You start to look for a new job, something that will be a better fit, something with a future. But how do you know the new scene will be any better?
Here’s a one word answer for you: ask. That’s right — ask about career development during the interview.
The interview process isn’t only for potential employers to learn about you. It’s also a great opportunity for you to dig a bit on topics like:
- Does the company have any kind of process for giving employees feedback? How often does that happen? Is it formal or formal? How does it work?
- Do employees have goals? How are they assigned? Are employees’ goals linked to their managers’ goals or to the organizations’ goals? Are there other ways your boss can communicate performance expectations?
- Will your bosses support employee development? How? Is there funding for you to attend conferences, trainings or other development opportunities?
- How does compensation work? Is your pay tied to performance? Does the company use formal salary scales or make it up along the way?
- Does the company support and encourage internal promotions or lateral moves for career development? Do they have a formal succession planning program or a program aimed at grooming people for career progression?
The answers to these questions will give you several important clues about what it might be like to work at the company. What you’ll learn:
Is this a good employer?
Companies who value their employees, who want to attract and hire great people, and who want to excel in their sector know it’s smart to invest in their teams. And really — size has nothing to do with it; it’s more a matter of whether they see their people as a valuable asset or a necessary expense.
A ton of research shows companies with mature talent management programs outperform their peers in the industry. If the company is enlightened enough to invest in programs, tools and resources to properly manage and develop their staff, they’re likely a good bet to be your next employer.
It’s up to you now.
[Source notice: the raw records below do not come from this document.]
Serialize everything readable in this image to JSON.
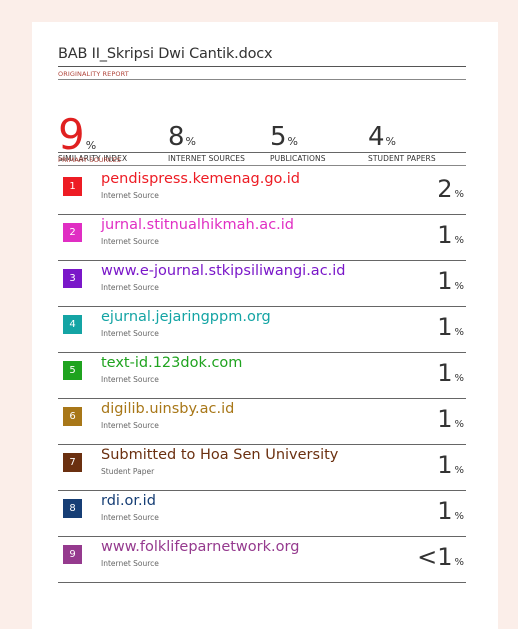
{
  "document": {
    "title": "BAB II_Skripsi Dwi Cantik.docx"
  },
  "originality_report": {
    "label": "ORIGINALITY REPORT",
    "stats": [
      {
        "value": "9",
        "unit": "%",
        "caption": "SIMILARITY INDEX"
      },
      {
        "value": "8",
        "unit": "%",
        "caption": "INTERNET SOURCES"
      },
      {
        "value": "5",
        "unit": "%",
        "caption": "PUBLICATIONS"
      },
      {
        "value": "4",
        "unit": "%",
        "caption": "STUDENT PAPERS"
      }
    ]
  },
  "primary_sources": {
    "label": "PRIMARY SOURCES",
    "items": [
      {
        "rank": "1",
        "name": "pendispress.kemenag.go.id",
        "type": "Internet Source",
        "value": "2",
        "unit": "%",
        "color": "#ed1c24"
      },
      {
        "rank": "2",
        "name": "jurnal.stitnualhikmah.ac.id",
        "type": "Internet Source",
        "value": "1",
        "unit": "%",
        "color": "#e02ec3"
      },
      {
        "rank": "3",
        "name": "www.e-journal.stkipsiliwangi.ac.id",
        "type": "Internet Source",
        "value": "1",
        "unit": "%",
        "color": "#7a17c9"
      },
      {
        "rank": "4",
        "name": "ejurnal.jejaringppm.org",
        "type": "Internet Source",
        "value": "1",
        "unit": "%",
        "color": "#14a4a4"
      },
      {
        "rank": "5",
        "name": "text-id.123dok.com",
        "type": "Internet Source",
        "value": "1",
        "unit": "%",
        "color": "#1fa31f"
      },
      {
        "rank": "6",
        "name": "digilib.uinsby.ac.id",
        "type": "Internet Source",
        "value": "1",
        "unit": "%",
        "color": "#a87718"
      },
      {
        "rank": "7",
        "name": "Submitted to Hoa Sen University",
        "type": "Student Paper",
        "value": "1",
        "unit": "%",
        "color": "#6b3010"
      },
      {
        "rank": "8",
        "name": "rdi.or.id",
        "type": "Internet Source",
        "value": "1",
        "unit": "%",
        "color": "#163e75"
      },
      {
        "rank": "9",
        "name": "www.folklifeparnetwork.org",
        "type": "Internet Source",
        "value": "<1",
        "unit": "%",
        "color": "#953a8e"
      }
    ]
  }
}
Figure out which of these elements are really important to you in your career right now, then ask how they handle them. Look for things like regular feedback opportunities, goals and clarity, funding and support for development, compensation and rewards that are tied to performance and whatever else matters to you.
Oh — and guess what? A progressive company is going to think you’re a candidate that’s invested in growing and getting results when you ask these types of questions.
Now gauge the responses. If the company doesn’t seem to have any formal talent management programs, chances are you won’t get the career development and growth opportunities you’re looking for. So you might want to sit tight.
Is this a good manager?
Let’s face the harsh reality folks. Even in companies with great programs that support employee performance and development, there are lousy managers. And on the flip side, even if the company doesn’t have formal programs, really good managers make sure their employees have goals, get feedback, are developed, get rewarded and progress.
So find out what the hiring manager thinks about things like performance reviews, giving feedback, coaching their employees. Ask them how they view their role as a manager.
You’ll get a sense of whether they’ll be committed to your success or not. Remember, a lot of people get promoted to a management role because they were good at their previous role, not because they have good people management skills. And many managers never get any training or support in how to be good people managers.
Where would you rather work?
Given a choice, would you rather work for a company that values its people and invests in them so that employees AND the company can grow… or one that thinks employees should just figure it out for themselves?
Obviously you won’t always have the luxury of choosing to work for a great employer; sometimes you just take what you can get. But if you have the opportunity and option, wouldn’t it be sweet to work for a company that will support your career progression? And if they won’t, wouldn’t you want to know that at the outset?
Sean Conrad blogs about talent management trends and best practices for Halogen Software.